Finally, the Commission’s Communication on the New Pact touches upon legal migration opportunities to Europe, which nevertheless remains an eminently national competence. These opportunities boil down to resettlement and skilled migration, whereby third-country nationals are either seen as victims to be rescued or potential labourers instrumental for European economies. Integration in European host societies is addressed as a last point, in a way that neglects the active discrimination and barriers that newcomers and even EU-born individuals with a migrant background often experience by hand of their fellow citizens.

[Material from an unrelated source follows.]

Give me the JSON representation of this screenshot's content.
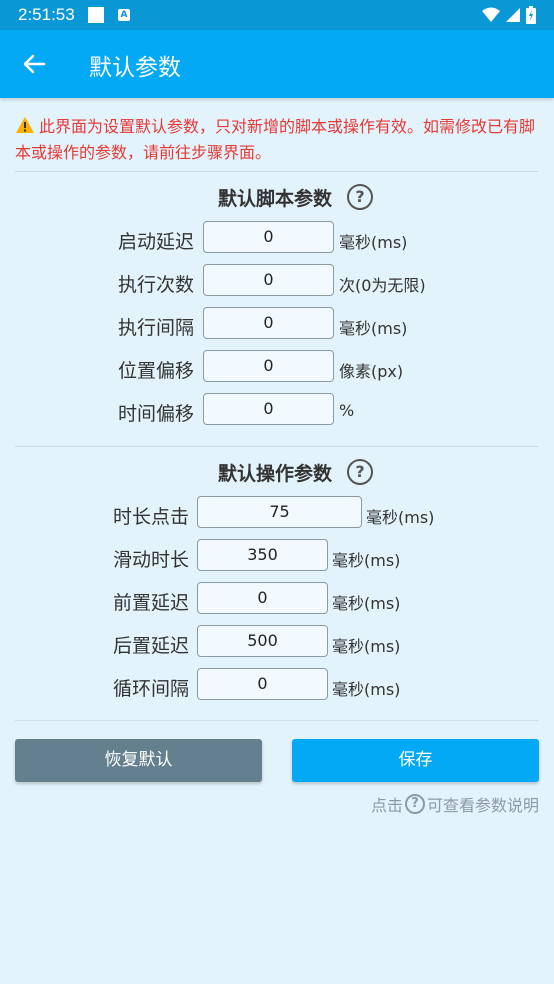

In sum, the Commission’s New Pact on migration, poised to undergo the scrutiny of the European Parliament and the Council, appears yet another endeavour to conceal (global) political conundrums behind legalism and depoliticization. The EU is portrayed as a mere receiver of human in-flows to which it is called to react, disregarding the active role that it plays in producing, shaping, and directing these very flows. Furthermore, as ultimately proved by the statement that “stable and cohesive societies […] can […] help people feel that their future lies at home”, the New Pact re-embodies the so-called sedentary bias and advances everybody’s immobility in the place where they were born, again postponing a much-needed deliberation on what the EU identity is and wants to be.